It’s interesting to think that Life of Pi actually ended up winning Best Director at the Oscars, but that’s probably because Ben Affleck got snubbed for Argo (but that ended up winning Best Picture.) Life of Pi had a lot of buzz on it, especially for fans of the novel, but its popularity has seemed to die down since its release and heyday. Watching it on Blu Ray for the first time since it came out, the special effects are noticeably off. Characters seem blatantly imposed on backgrounds, and some scenes just can’t quite capture the same magic they had on the big screen. But it is nonetheless a powerful voyage through time, the sea, and an incredible life.
#44. Bone Tomahawk
I picked this up randomly at Best Buy based for one on the title, but I had also seen Hateful Eight the day before and was hankering for more Westerns, and wow–what a movie. Starkly violent, with some great performances from Kurt Russell and Patrick Wilson, Bone Tomahawk starts off scary and ends gruesomely with some of the most violent and bloody deaths I have seen in a long time. I would go into detail, but some of them just hurt thinking about them. Russell plays a sheriff in a small town being terrorized by cannibals, so he enlists help to go take them out. There are some solid little moments and dialogue that help elevate this from some crummy B-movie to something a little better. Fans of westerns, or gore, will feel right at home with this one.
#45. Breaking the Waves
This devastating and pessimistic film about sex, heartbreak, and naivety is one of Lars von Trier’s first. Shot in the north of Scotland, and following the life of Bess (a young Emily Watson), it follows her marriage to Jan (Stellan Skarsgard) as they rush into marriage and he winds up getting his neck broken while working on an oil rig. He urges her to find another man to be intimate with, but she initially refuses.

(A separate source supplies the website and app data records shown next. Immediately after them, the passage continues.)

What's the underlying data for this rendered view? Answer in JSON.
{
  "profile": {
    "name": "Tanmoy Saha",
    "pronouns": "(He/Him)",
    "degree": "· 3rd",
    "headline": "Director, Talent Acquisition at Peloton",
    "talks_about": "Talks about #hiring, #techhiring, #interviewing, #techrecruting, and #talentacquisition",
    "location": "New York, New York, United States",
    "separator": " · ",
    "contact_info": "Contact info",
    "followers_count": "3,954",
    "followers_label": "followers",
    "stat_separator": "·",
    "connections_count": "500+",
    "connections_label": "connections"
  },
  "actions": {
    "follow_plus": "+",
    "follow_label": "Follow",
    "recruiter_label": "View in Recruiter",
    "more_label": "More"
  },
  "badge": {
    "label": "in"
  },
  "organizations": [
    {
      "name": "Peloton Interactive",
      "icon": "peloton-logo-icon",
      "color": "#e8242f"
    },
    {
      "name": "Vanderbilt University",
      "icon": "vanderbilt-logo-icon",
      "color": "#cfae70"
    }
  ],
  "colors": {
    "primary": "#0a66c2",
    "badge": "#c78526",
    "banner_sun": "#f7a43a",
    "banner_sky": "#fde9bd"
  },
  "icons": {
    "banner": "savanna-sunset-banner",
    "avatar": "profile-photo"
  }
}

Her immaturity is almost annoying as she finally relents and starts sleeping around the community, which alienates her from their tight-knit Christian values despite her believing she is doing God’s work in having sex with others. It is a hauntingly-shot film, with many of Trier’s signature styles, but its final moments are just depressing, and maybe a little hopeful depending on how you look at it. Nevertheless, it remains bleak just like his later films, too bleak for most to handle.
#47. Me and Earl and the Dying Girl
As many of you may know, this is my favorite film of the year due to how fresh, fun, and heartbreaking it is. A sheer delight of filmmaking, Me and Earl and the Dying Girl is about life, growing up, and dealing with just how shitty it can get. Though it might seem a little cheap in evoking emotions, a repeat viewing can teach you that it is by no means unfair. Thomas Mann, Olivia Cooke, and RJ Cyler make for a great young trio, offering up different comedic stylings and mindsets in a traumatic time for these kids, even if it doesn’t seem so. Memorable characters, heartbreaking emotions, and a love for film help cement this as one of the great unseen movies of the year.
#48. The Gift
Watching this for the second time did not cause me as much anxiety as it did the first time around, but it is still a fantastic debut film from Joel Edgerton. While it wasn’t as intense (due to being aware of all of the jumps, twists, and turns) it is still easy to see just how skilled Edgerton is as a budding director as he constantly toys with expectations. Scenes that shouldn’t result in jumps still do, especially that dog scene. But it is the stunning climax that really sets the film apart as the gift is finally delivered and the results are devastating for everyone involved. Definitely one of the best psychological thrillers in years.
And there we have it for Winter Series 2015/2016. Lots of good movies both new and old, but now we must move onwards towards Award Season. As always, I will be covering the ongoings, so stay tuned and I will see you then! Also, I have been considering a “Bottom 10 Films of 2015” since you all love my negative reviews with such passion, so you might be seeing that sometime soon.